HPE Miami 2023 | Distressed Investing: Where Are the Opportunities? - McDermott Will & Emery

HPE Miami 2023 | Distressed Investing: Where Are the Opportunities?


The final panel of HPE Miami 2023 focused on distressed investing in healthcare companies and the best ways to take advantage of opportunities (and avoid pitfalls) with such investments. Felicia Gerber Perlman, McDermott partner and global head of the Business Restructuring Practice Group, moderated the panel, which featured insights from:

  • Morris Alhale, Director, AlixPartners
  • Ari Lefkovits, Managing Director, Lazard
  • Frederic Levenson, Partner and Co-Head of Private Equity, McDermott Will & Emery
  • Zhe Zhao, Vice President, Oaktree Capital Management

In Depth

Key takeaways included:

  1. The healthcare industry is currently experiencing various challenges and significant headwinds, including increased leverage, margin pressures and more than $20 billion of debt that will be due in the next three years.
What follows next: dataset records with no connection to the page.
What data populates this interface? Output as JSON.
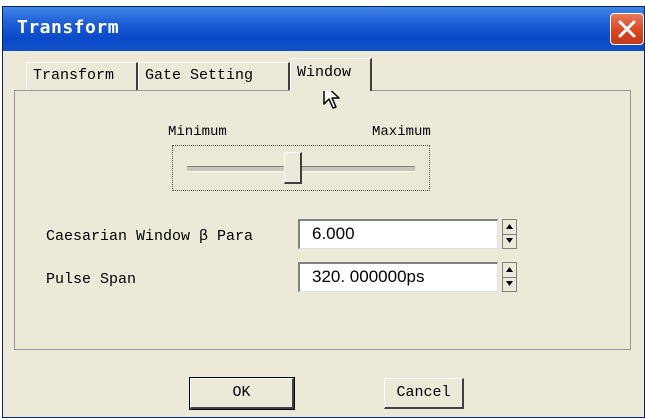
{
  "window": {
    "title": "Transform"
  },
  "tabs": [
    {
      "label": "Transform"
    },
    {
      "label": "Gate Setting"
    },
    {
      "label": "Window"
    }
  ],
  "slider": {
    "min_label": "Minimum",
    "max_label": "Maximum",
    "position_fraction": 0.46
  },
  "fields": {
    "caesarian": {
      "label": "Caesarian Window β Para",
      "value": "6.000"
    },
    "pulse": {
      "label": "Pulse Span",
      "value": "320. 000000ps"
    }
  },
  "buttons": {
    "ok": "OK",
    "cancel": "Cancel"
  },
  "colors": {
    "titlebar": "#0a49c8",
    "close": "#d9431e",
    "face": "#ece9d8"
  }
}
Due to these severe liquidity constraints, healthcare companies are looking for innovative ways to obtain additional capital, either from their existing lenders or from new financing sources in the market.
  2. Lenders have recently exhibited a renewed interest in providing additional capital to distressed healthcare companies, as long as there is a sufficient business justification for this “band-aid liquidity.” In other words, whether they are already involved with the distressed company or looking for a new potential investment opportunity, lenders want to understand how the additional capital will be used by the company. As such, transparency with any existing or potential lender about the intended uses for the requested funds is extremely important in order to maintain credibility and avoid issues obtaining financing in the future.
  3. There are different ways to take advantage of distressed opportunities in the healthcare industry, including by (1) implementing the transaction in court through a 363 sale or plan sponsor acquisition in Chapter 11 or (2) proceeding with the transaction out of court. The bankruptcy process provides certain benefits to a prospective buyer, including the ability to cherry-pick its desired assets, leave behind certain liabilities and select which contracts to assume or reject. However, investors are very aware that bankruptcy can be expensive and time-consuming. Developing a consensual deal structure with key constituents in advance of a Chapter 11 process can help minimize cost and time spent in bankruptcy, providing incentives for parties to “row in the same direction” and reach a consensus at the outset.
  4. In determining whether to invest in a distressed healthcare company, it is important to conduct sufficient diligence and analyze (1) existing and go-forward liquidity issues, as well as additional capital needs, (2) current liabilities and whether they can be disposed of, and (3) the company’s existing capital structure. Investors will want the restructured company to be successful on its own following the proposed transaction and “every dollar counts,” so understanding the company’s cash flow, liabilities and capital structure at the outset is essential. Additionally, healthcare is “a people business” at its core, and there is a certain standard of care that must be maintained regardless of how the transaction is implemented. As such, distressed investors must determine whether the company is able to maintain continuity of care for its patients both while the transaction is implemented and following consummation.
  5. It is critical for any potential investor to evaluate the distressed company’s existing management in order to determine whether to maintain the same team or bring in new management to fix existing issues. Analyzing how the company became distressed in the first place can facilitate this evaluation, including determining (1) whether there were missteps taken by current management, (2) whether current management can be trusted or properly incentivized to implement the proposed process successfully in good faith or (3) whether a new management team is necessary to facilitate the restructuring process.